Los Angeles City Council members warned the Department of Water and Power on Tuesday that it must do a much better job of reaching out to the city's neighborhood councils if it hopes to sell the public on a surcharge to pay for the city's shift to green power.
DWP officials presented a City Council panel with a briefing on plans to increase solar and wind power and other renewable energy generated by the agency from the current 2.2% to 20% by 2017.
Because green power can be more expensive than coal and natural gas, the DWP proposed that a surcharge be phased in during the next 12 years.

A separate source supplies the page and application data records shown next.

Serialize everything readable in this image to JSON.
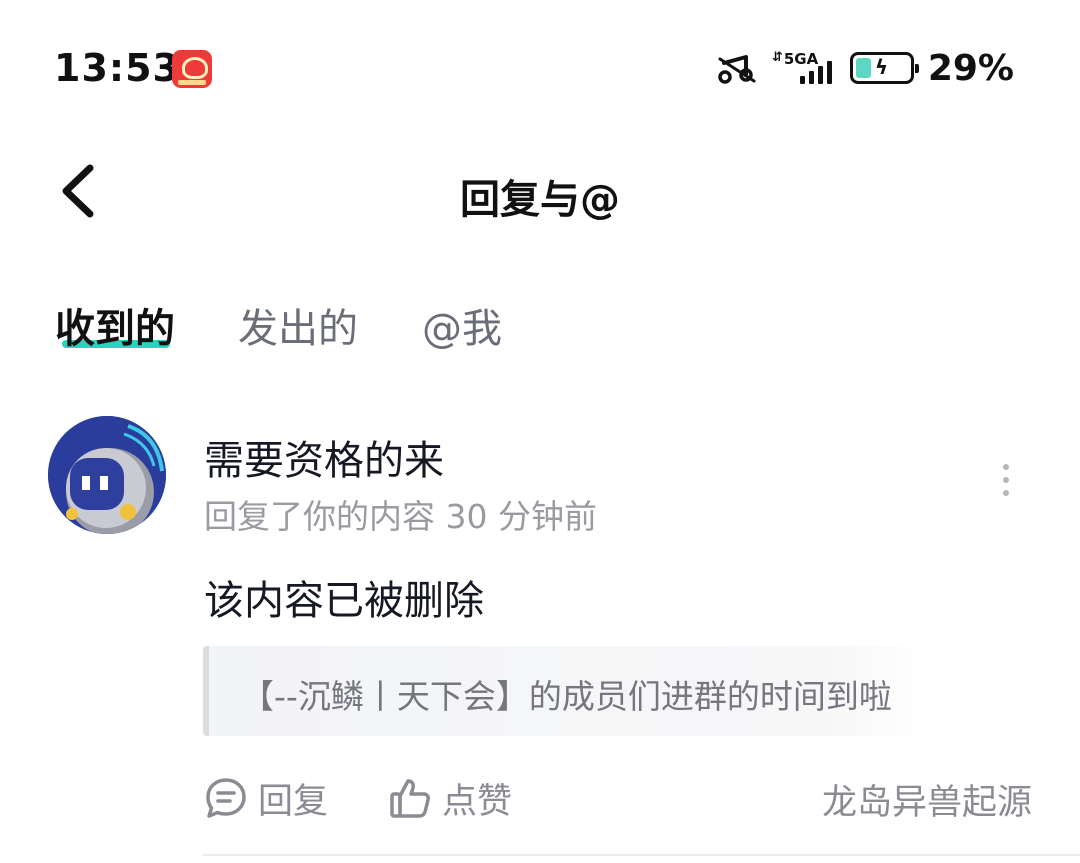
{
  "status_bar": {
    "time": "13:53",
    "network": "5GA",
    "battery_percent": "29%",
    "battery_level": 0.29,
    "battery_fill_color": "#5dd6c6",
    "icons": [
      "app-notification-icon",
      "music-icon",
      "signal-icon",
      "battery-icon"
    ]
  },
  "header": {
    "title": "回复与@",
    "back_icon": "chevron-left-icon"
  },
  "tabs": [
    {
      "label": "收到的",
      "active": true
    },
    {
      "label": "发出的",
      "active": false
    },
    {
      "label": "@我",
      "active": false
    }
  ],
  "accent_color": "#29d3c0",
  "message": {
    "sender": "需要资格的来",
    "meta": "回复了你的内容 30 分钟前",
    "text": "该内容已被删除",
    "quoted": "【--沉鳞丨天下会】的成员们进群的时间到啦",
    "actions": {
      "reply": "回复",
      "like": "点赞"
    },
    "source": "龙岛异兽起源"
  }
}
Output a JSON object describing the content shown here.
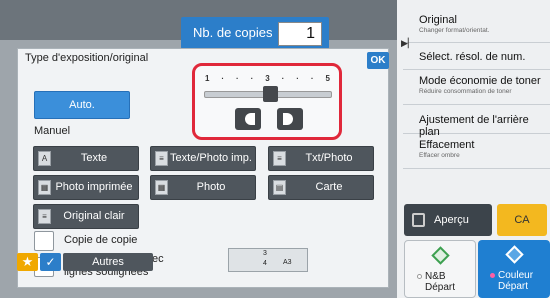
{
  "copies": {
    "label": "Nb. de copies",
    "value": "1"
  },
  "right_panel": {
    "items": [
      {
        "title": "Original",
        "subtitle": "Changer format/orientat."
      },
      {
        "title": "Sélect. résol. de num.",
        "subtitle": ""
      },
      {
        "title": "Mode économie de toner",
        "subtitle": "Réduire consommation de toner"
      },
      {
        "title": "Ajustement de l'arrière plan",
        "subtitle": ""
      },
      {
        "title": "Effacement",
        "subtitle": "Effacer ombre"
      }
    ]
  },
  "dialog": {
    "title": "Type d'exposition/original",
    "ok_label": "OK",
    "auto_label": "Auto.",
    "manual_label": "Manuel",
    "exposure": {
      "labels": [
        "1",
        "·",
        "·",
        "·",
        "3",
        "·",
        "·",
        "·",
        "5"
      ],
      "level": 3
    },
    "modes": [
      {
        "label": "Texte",
        "icon": "A"
      },
      {
        "label": "Texte/Photo imp.",
        "icon": "≡"
      },
      {
        "label": "Txt/Photo",
        "icon": "≡"
      },
      {
        "label": "Photo imprimée",
        "icon": "▦"
      },
      {
        "label": "Photo",
        "icon": "▦"
      },
      {
        "label": "Carte",
        "icon": "▤"
      },
      {
        "label": "Original clair",
        "icon": "≡"
      }
    ],
    "checkboxes": [
      {
        "label": "Copie de copie"
      },
      {
        "label": "Copie originale avec lignes soulignées"
      }
    ]
  },
  "tray": {
    "n1": "3",
    "n2": "4",
    "paper": "A3"
  },
  "bottom": {
    "autres_label": "Autres"
  },
  "actions": {
    "apercu_label": "Aperçu",
    "ca_label": "CA",
    "bw_label1": "N&B",
    "bw_label2": "Départ",
    "color_label1": "Couleur",
    "color_label2": "Départ"
  },
  "colors": {
    "accent": "#2c7ec9",
    "highlight": "#e0283a",
    "color_start": "#1f7fd1",
    "ca": "#f3b81f"
  }
}
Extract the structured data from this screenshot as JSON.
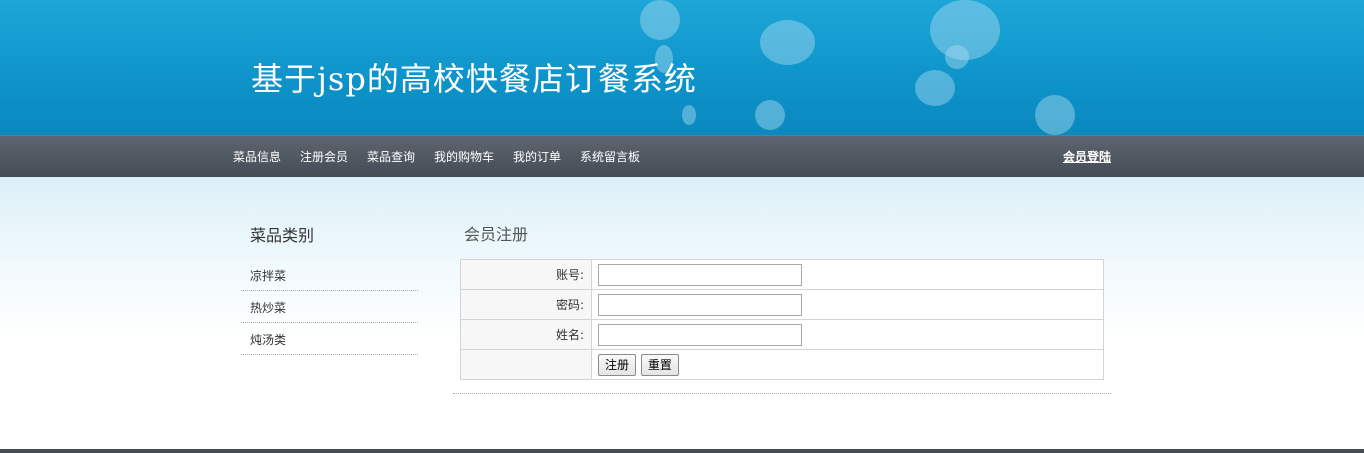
{
  "header": {
    "site_title": "基于jsp的高校快餐店订餐系统"
  },
  "nav": {
    "items": [
      "菜品信息",
      "注册会员",
      "菜品查询",
      "我的购物车",
      "我的订单",
      "系统留言板"
    ],
    "login": "会员登陆"
  },
  "sidebar": {
    "title": "菜品类别",
    "items": [
      "凉拌菜",
      "热炒菜",
      "炖汤类"
    ]
  },
  "main": {
    "title": "会员注册",
    "form": {
      "account_label": "账号:",
      "account_value": "",
      "password_label": "密码:",
      "password_value": "",
      "name_label": "姓名:",
      "name_value": "",
      "submit_label": "注册",
      "reset_label": "重置"
    }
  },
  "colors": {
    "header_blue": "#0d93c9",
    "nav_dark": "#444c55"
  }
}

The surcharge would be capped, so it could not add much more than $3 per month to the average residential bill, and it could be much lower depending on the bids the city receives from green power companies.
Members of the council's Commerce, Energy and Natural Resources Committee told DWP officials that their plan to submit the surcharge proposal to neighborhood councils in October did not allow enough time to weigh the need for rate hikes.

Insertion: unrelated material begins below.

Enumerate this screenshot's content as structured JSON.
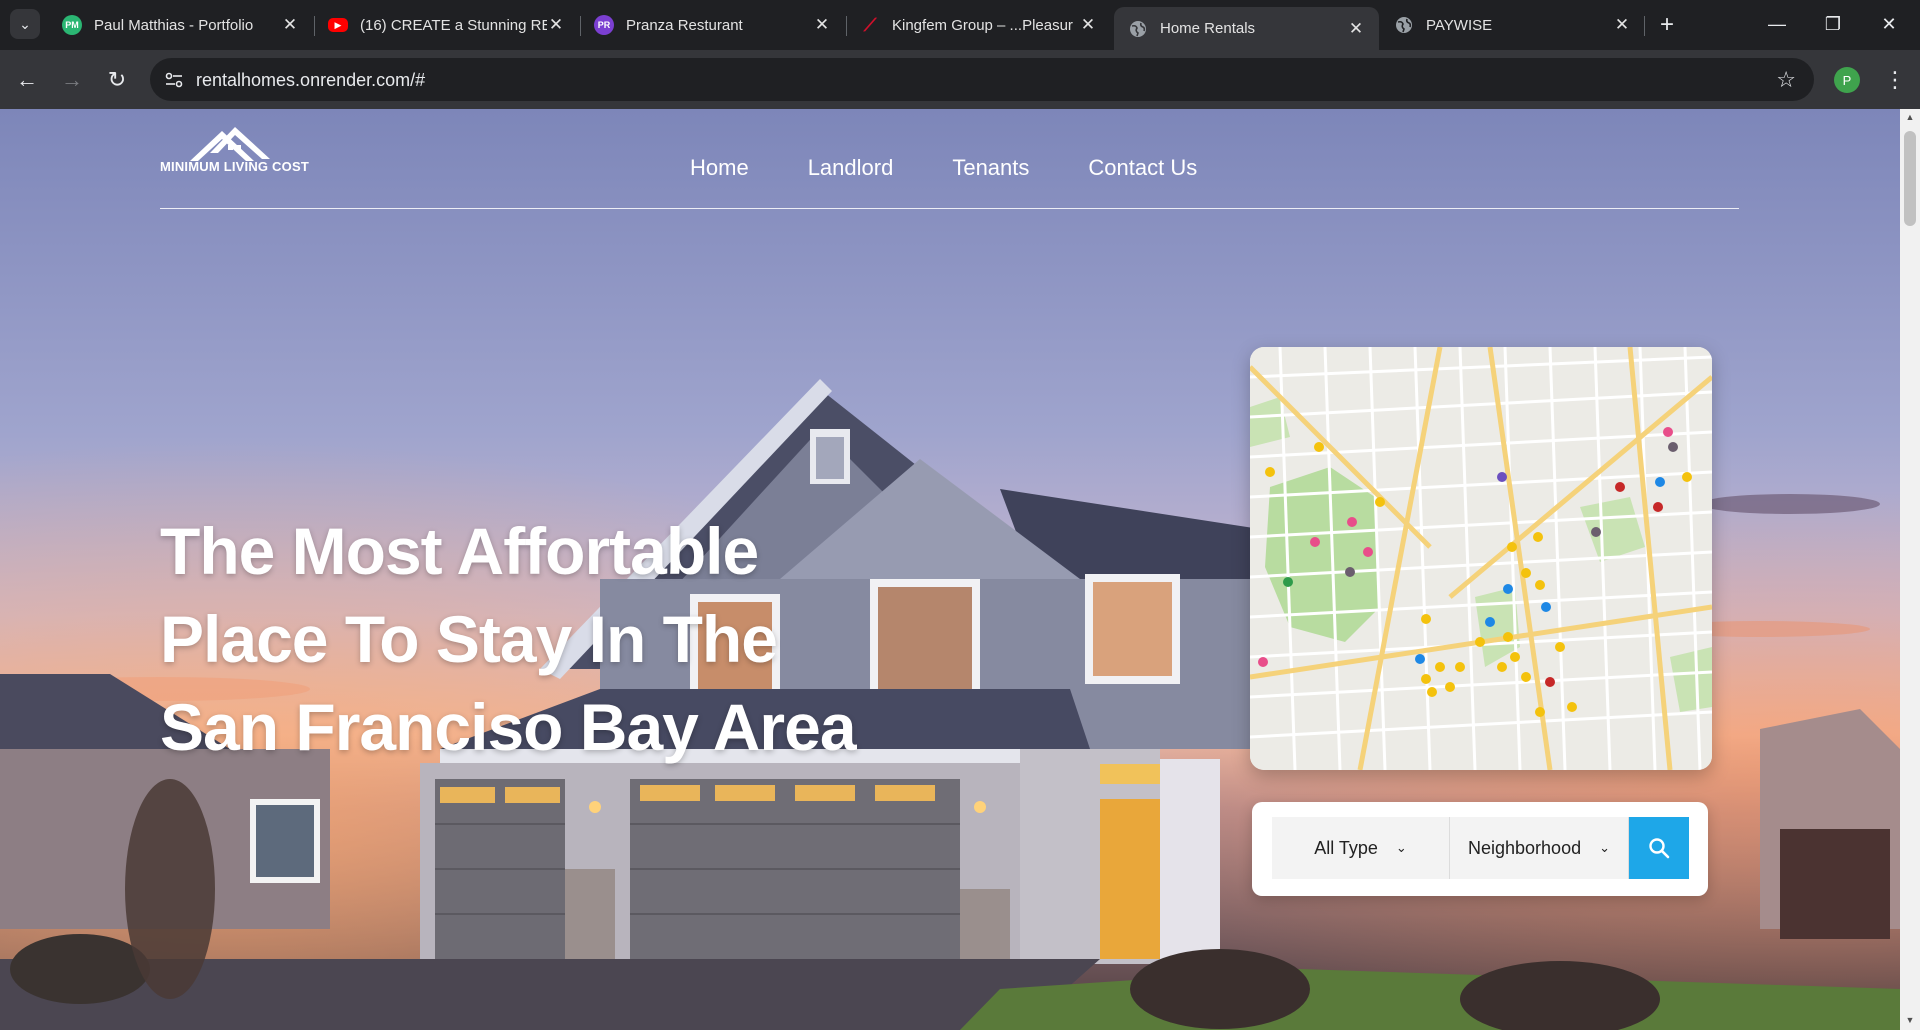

"I think October is way too late to start doing public outreach," said Councilwoman Janice Hahn.
She called a DWP report proposing to cap the surcharge at 7 cents per kilowatt hour misleading because the figure is in today's dollars and would rise by 2017.
"That's why I think we are going to have trouble in making the case on this one to ratepayers," Hahn said. "This is fuzzy math."
Council members Cindy Miscikowski and Tony Cardenas agreed that the DWP needs to be clearer with ratepayers about the potential costs, noting that it was a lack of candor that caused the widespread outcry over water rate increases proposed earlier this year.
The opposition of neighborhood councils was a factor in the City Council decision to lower the increase from 18% to 11%.